**What the task asks**: Once you have read the entries below, give them all again without any difference.

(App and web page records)
▬▬▬
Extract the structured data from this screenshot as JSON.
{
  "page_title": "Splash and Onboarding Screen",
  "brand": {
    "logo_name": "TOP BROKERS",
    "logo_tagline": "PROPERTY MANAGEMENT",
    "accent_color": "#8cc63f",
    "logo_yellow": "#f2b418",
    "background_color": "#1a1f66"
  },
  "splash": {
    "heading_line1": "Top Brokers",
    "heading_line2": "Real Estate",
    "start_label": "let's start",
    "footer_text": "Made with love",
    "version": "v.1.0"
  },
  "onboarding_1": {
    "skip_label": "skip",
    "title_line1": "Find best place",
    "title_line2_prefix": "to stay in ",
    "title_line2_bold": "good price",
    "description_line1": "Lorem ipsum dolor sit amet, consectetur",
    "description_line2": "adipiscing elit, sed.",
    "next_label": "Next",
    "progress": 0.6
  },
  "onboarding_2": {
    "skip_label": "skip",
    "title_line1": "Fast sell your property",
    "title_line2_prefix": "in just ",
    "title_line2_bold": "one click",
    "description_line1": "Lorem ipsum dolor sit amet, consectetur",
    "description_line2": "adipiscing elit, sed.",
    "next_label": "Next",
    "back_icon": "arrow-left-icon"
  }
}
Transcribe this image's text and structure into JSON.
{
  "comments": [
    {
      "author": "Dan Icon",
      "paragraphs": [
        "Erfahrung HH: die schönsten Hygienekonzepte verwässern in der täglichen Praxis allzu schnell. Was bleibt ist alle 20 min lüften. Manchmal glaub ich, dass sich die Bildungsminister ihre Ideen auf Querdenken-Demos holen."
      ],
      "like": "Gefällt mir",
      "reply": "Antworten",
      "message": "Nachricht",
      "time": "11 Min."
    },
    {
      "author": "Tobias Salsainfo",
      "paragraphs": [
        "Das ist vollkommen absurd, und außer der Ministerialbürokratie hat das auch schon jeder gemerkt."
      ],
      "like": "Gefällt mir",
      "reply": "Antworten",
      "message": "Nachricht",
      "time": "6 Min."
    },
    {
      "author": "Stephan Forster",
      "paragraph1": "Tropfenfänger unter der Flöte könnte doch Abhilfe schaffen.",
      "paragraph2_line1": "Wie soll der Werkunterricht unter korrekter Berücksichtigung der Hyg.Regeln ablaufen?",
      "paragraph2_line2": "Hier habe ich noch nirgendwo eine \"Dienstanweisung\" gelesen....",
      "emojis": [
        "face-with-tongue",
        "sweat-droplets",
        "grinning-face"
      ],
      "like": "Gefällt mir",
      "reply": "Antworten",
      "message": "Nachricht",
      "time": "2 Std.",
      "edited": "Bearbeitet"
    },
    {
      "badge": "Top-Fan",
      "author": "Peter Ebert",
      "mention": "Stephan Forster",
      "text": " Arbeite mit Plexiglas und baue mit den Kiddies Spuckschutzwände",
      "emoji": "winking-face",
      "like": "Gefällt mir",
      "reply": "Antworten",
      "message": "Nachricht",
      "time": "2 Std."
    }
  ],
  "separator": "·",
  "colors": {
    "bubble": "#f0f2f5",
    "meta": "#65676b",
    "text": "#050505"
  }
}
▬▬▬
**Response area**:
Extract the structured data from this screenshot as JSON.
{
  "page_title": "Splash and Onboarding Screen",
  "brand": {
    "logo_name": "TOP BROKERS",
    "logo_tagline": "PROPERTY MANAGEMENT",
    "accent_color": "#8cc63f",
    "logo_yellow": "#f2b418",
    "background_color": "#1a1f66"
  },
  "splash": {
    "heading_line1": "Top Brokers",
    "heading_line2": "Real Estate",
    "start_label": "let's start",
    "footer_text": "Made with love",
    "version": "v.1.0"
  },
  "onboarding_1": {
    "skip_label": "skip",
    "title_line1": "Find best place",
    "title_line2_prefix": "to stay in ",
    "title_line2_bold": "good price",
    "description_line1": "Lorem ipsum dolor sit amet, consectetur",
    "description_line2": "adipiscing elit, sed.",
    "next_label": "Next",
    "progress": 0.6
  },
  "onboarding_2": {
    "skip_label": "skip",
    "title_line1": "Fast sell your property",
    "title_line2_prefix": "in just ",
    "title_line2_bold": "one click",
    "description_line1": "Lorem ipsum dolor sit amet, consectetur",
    "description_line2": "adipiscing elit, sed.",
    "next_label": "Next",
    "back_icon": "arrow-left-icon"
  }
}
Transcribe this image's text and structure into JSON.
{
  "comments": [
    {
      "author": "Dan Icon",
      "paragraphs": [
        "Erfahrung HH: die schönsten Hygienekonzepte verwässern in der täglichen Praxis allzu schnell. Was bleibt ist alle 20 min lüften. Manchmal glaub ich, dass sich die Bildungsminister ihre Ideen auf Querdenken-Demos holen."
      ],
      "like": "Gefällt mir",
      "reply": "Antworten",
      "message": "Nachricht",
      "time": "11 Min."
    },
    {
      "author": "Tobias Salsainfo",
      "paragraphs": [
        "Das ist vollkommen absurd, und außer der Ministerialbürokratie hat das auch schon jeder gemerkt."
      ],
      "like": "Gefällt mir",
      "reply": "Antworten",
      "message": "Nachricht",
      "time": "6 Min."
    },
    {
      "author": "Stephan Forster",
      "paragraph1": "Tropfenfänger unter der Flöte könnte doch Abhilfe schaffen.",
      "paragraph2_line1": "Wie soll der Werkunterricht unter korrekter Berücksichtigung der Hyg.Regeln ablaufen?",
      "paragraph2_line2": "Hier habe ich noch nirgendwo eine \"Dienstanweisung\" gelesen....",
      "emojis": [
        "face-with-tongue",
        "sweat-droplets",
        "grinning-face"
      ],
      "like": "Gefällt mir",
      "reply": "Antworten",
      "message": "Nachricht",
      "time": "2 Std.",
      "edited": "Bearbeitet"
    },
    {
      "badge": "Top-Fan",
      "author": "Peter Ebert",
      "mention": "Stephan Forster",
      "text": " Arbeite mit Plexiglas und baue mit den Kiddies Spuckschutzwände",
      "emoji": "winking-face",
      "like": "Gefällt mir",
      "reply": "Antworten",
      "message": "Nachricht",
      "time": "2 Std."
    }
  ],
  "separator": "·",
  "colors": {
    "bubble": "#f0f2f5",
    "meta": "#65676b",
    "text": "#050505"
  }
}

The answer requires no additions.